Demand for HTML5 skills among developers is soaring, according to a new report released today by DoNanza, a search engine that aggregates project postings from online freelance jobs markets like Elance and oDesk. The report covers projects advertised in the second quarter of this year, and notes a whopping 474 percent increase in demand for HTML5 developers — while also noting that in same period, demand for Flash (s adbe) skills fell by 24 percent.

In my recent Long View for GigaOM Pro, I pointed out that HTML5 should be a game-changer for web apps (sub. req.). It’s no surprise that demand for HTML5 skills is growing; smart vendors seeking to gain an advantage in a highly competitive web app market will be looking to incorporate HTML5-powered features into their apps now, because the new standard allows for the development of much more complex, rich apps that will also be widely supported on mobile devices (something that can’t be said of Flash, for example).

It’s worth noting that HTML5 development is still only tiny part of the overall freelance jobs market — there were 11 times as many Flash-related projects posted than HTML5-related projects, for example — but forward-thinking web developers should certainly seek to bolster their HTML5 skills.

DoNanza’s report also contains a number of other interesting observations on the state of the online freelance jobs market, including the fact that demand for iPad (s aapl) development has already outstripped that of the Android, even though the former has only been on sale for few months. The report concludes with a list of the top 50 in-demand skills in freelance projects — overall, DoNanza found that PHP skills were the most sought-after. You can read the full report here.

Have you seen demand for HTML5 skills increase?

Related GigaOM Pro content (sub. req.): HTML5’s a Game-Changer for Web Apps

4 Responses to “Demand for HTML5 Skills On the Rise, Report Says”

  1. Not noticed any increase in the UK, but I think that as HTML5 is the hop topic at the moment it will be quoted more often, even if people have no idea what it means – many seem to think that HTML5 = video or CSS3.

    The support for HTML5 still isn’t nearly broad enough for wide adoption, at least without ‘current’ tech fallbacks like flash.

    I also don’t think HTML5 will be that much of a game changer – it all comes down to the server side at some point or other, although yes things like client side storage, data- attrs etc. will be a vast improvement over current limitations.
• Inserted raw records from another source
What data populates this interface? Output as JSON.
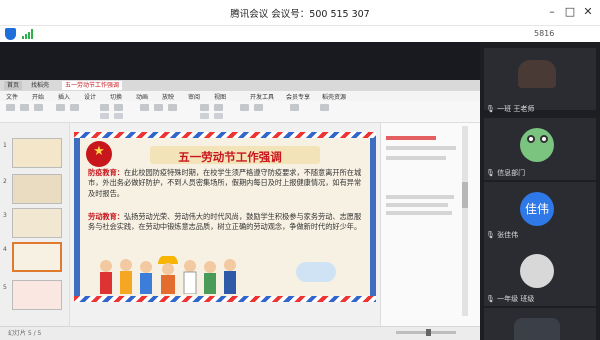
{
  "window": {
    "title": "腾讯会议 会议号：500 515 307",
    "code_short": "5816"
  },
  "wps": {
    "tabs": [
      "首页",
      "找稻壳",
      "五一劳动节工作强调"
    ],
    "menu": [
      "文件",
      "开始",
      "插入",
      "设计",
      "切换",
      "动画",
      "放映",
      "审阅",
      "视图",
      "开发工具",
      "会员专享",
      "稻壳资源"
    ],
    "status": "幻灯片 5 / 5"
  },
  "slide": {
    "title": "五一劳动节工作强调",
    "para1_label": "防疫教育：",
    "para1_text": "在此校园防疫特殊时期，在校学生须严格遵守防疫要求，不随意离开所在城市，外出务必做好防护，不到人员密集场所，假期内每日及时上报健康情况，如有异常及时报告。",
    "para2_label": "劳动教育：",
    "para2_text": "弘扬劳动光荣、劳动伟大的时代风尚，鼓励学生积极参与家务劳动、志愿服务与社会实践，在劳动中锻炼意志品质，树立正确的劳动观念，争做新时代的好少年。"
  },
  "participants": [
    {
      "name": "一班 王老师",
      "avatar": "photo"
    },
    {
      "name": "信息部门",
      "avatar": "frog"
    },
    {
      "name": "张佳伟",
      "avatar": "text",
      "avatar_text": "佳伟"
    },
    {
      "name": "一年级 班级",
      "avatar": "gray"
    },
    {
      "name": "",
      "avatar": "photo"
    }
  ]
}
    I guess we’ll have to see how things go, but as someone who’s not found HTML5 to be particularly challenging yet, I’m pretty sure every decent dev out there will adapt easily.